“It’s hard to say,” said Hans Bigler from Swiss Ski. “The Swiss Ski Federation was founded in 1904 and already there were a number of races. But it’s not really important if it was the first one or not.”
Vintage ski fan Jean-Marc Chabbey is sure Crans Montana was the birthplace of downhill racing, however.
“It’s true. There were races in Norway but they were more about endurance and not downhill as the Norwegians said skiing had to be an effort,” commented the president of the tiny Ayent branch of the Federation of Wooden Skiing.
What is certain is that the British played a seminal role in the development of alpine skiing. Arnold Lunn’s father, Henry, established the Lunn travel agency towards the end of the 19th century and worked with a number of Swiss hotels to offer winter holidays for wealthy British holidaymakers.In 1908Lunn formed the Alpine Sports Club, which organised various winter events.
“The English were really influential in Crans Montana for golf [club started in 1906] and skiing,” said Carola Robyr, sporting a black-and-white period dress. “But it’s a bit less now as there are many more Italians.”
After the tricky icy slope near the top, some teams streaked ahead, effortlessly telemarking their way through the spring snow, which was warming fast in the hot April sun.
But others found it heavy going and skied slowly or stopped off for some eau-de-vie from a hipflask.
“You have to keep your gravity very low with these skis and I can’t get to grips,” moaned one man.
“You just have to go for it and not be scared,” said his teammate.
Halfway down the course a welcome raclette awaited the teams and allowed them to regroup and swap stories about their exploits, bumps and bruises and broken skis.
“It’s fun to see how our ancestors used to ski,” said Philippe Clivaz. “You have to adapt as we ski on super high-performance carving skis and here we are on old bits of wood with bindings we are not sure are going to hold.”
The participants acknowledged that the conditions were not easy – especially with the added risk of people on snowboards and carving skis flying by.
In 1911 the race was won by Cecil Hopkinson, who arrived just below the village of Montana in 61 minutes. Participants agreed with Marius Robyr that the centenary challenge had been a true exploit.
“It makes you realise the difficulties people had at the time and the sensations,” said Michel Berset.
The first team to shoot over the finish line in the anniversary race did so in just 45 minutes, but many did not finish until three or four hours later.

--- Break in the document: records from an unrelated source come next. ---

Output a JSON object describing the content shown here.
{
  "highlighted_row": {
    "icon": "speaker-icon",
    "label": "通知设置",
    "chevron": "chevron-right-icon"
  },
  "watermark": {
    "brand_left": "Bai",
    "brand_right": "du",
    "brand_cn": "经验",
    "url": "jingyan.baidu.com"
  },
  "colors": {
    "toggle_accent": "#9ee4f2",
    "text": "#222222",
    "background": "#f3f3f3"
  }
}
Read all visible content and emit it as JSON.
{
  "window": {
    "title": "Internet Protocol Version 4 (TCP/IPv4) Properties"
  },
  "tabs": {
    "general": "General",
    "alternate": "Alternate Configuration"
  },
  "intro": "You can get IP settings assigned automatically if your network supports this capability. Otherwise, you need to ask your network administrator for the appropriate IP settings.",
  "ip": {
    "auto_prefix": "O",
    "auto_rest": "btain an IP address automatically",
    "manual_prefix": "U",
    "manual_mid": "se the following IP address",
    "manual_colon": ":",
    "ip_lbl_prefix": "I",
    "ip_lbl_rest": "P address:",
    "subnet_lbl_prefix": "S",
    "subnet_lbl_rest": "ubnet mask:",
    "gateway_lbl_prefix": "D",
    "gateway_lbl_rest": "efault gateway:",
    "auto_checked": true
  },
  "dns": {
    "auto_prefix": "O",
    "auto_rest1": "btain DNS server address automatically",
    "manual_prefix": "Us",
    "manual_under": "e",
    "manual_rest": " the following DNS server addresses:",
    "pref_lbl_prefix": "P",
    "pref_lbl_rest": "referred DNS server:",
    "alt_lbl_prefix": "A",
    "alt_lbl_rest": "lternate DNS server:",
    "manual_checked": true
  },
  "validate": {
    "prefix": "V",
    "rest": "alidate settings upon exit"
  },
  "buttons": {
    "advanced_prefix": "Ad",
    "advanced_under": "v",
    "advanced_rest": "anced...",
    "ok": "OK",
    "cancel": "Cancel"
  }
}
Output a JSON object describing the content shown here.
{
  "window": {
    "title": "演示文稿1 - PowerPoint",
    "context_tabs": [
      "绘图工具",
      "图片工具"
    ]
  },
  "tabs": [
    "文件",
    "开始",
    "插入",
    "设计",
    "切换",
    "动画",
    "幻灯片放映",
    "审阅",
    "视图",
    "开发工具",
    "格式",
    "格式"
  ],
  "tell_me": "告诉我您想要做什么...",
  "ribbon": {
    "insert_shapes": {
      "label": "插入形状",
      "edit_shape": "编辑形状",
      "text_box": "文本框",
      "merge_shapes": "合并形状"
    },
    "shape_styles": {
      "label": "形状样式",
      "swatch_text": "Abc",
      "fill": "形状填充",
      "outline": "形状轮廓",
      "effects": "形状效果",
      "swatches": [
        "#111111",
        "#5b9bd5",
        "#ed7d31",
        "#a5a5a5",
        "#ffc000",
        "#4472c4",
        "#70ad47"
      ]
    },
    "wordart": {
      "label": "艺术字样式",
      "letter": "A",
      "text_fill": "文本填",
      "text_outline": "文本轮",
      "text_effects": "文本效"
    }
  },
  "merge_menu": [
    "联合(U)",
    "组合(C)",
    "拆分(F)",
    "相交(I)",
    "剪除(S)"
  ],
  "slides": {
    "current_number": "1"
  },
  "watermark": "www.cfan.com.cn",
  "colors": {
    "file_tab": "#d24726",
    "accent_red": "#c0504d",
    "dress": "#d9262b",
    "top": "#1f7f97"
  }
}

Speed was not the decisive factor, however, as look, skiing style and attitude also came into the equation. And for that the “Tagwohl” [good day] team with their ancient hickory skis and bindings, dapper suits and caps and pipes were the obvious winners.
6300-5000 BC: oldest skis found in Russia near Lake Sindor northwest of Moscow.
5100 BC: oldest ski found in Norway
1810: skiers reported in Cumberland, England.
1841: first reported skier in Illinois, United States.
1843: first races held in Tromsø, Norway.
1854: skiing reported in Australia.
1860: skis first appeared in Switzerland at Sils Maria and Silvaplana.
1861: first reports of downhill ski racing for cash prizes in Northern Sierra gold camps, California.
1864: St Moritz started to be developed as a winter sports centre.
1870s : Norwegian ski pioneer Sondre Norheim developed telemark skiing.
1903: first package ski holidays took place to Adelboden, Switzerland.
1904: foundation of Swiss Ski Association in Olten.
1908: first purpose-built cable to pull skiers was set up at Schollach, Germany.
1908: Alpine Ski Club founded
1911: January 7: first Roberts of Kandahar Cup for downhill in Crans Montana, Switzerland.
1924: first Winter Olympic Games, Chamonix, France.
1924: Kandahar Ski Club founded to promote alpine racing.
1928: first Arlberg-Kandahar race held in St Anton, Austria.
1931: World Championships in Downhill and Slalom Racing, Mürren, Switzerland
1934: first aluminium skis, France.
1960: fibreglass skis successfully marketed in 1960 by Kneissl.
1964: all-plastic boots introduced by Lange in 1964.
(according to research by the International Ski Federation)end of infobox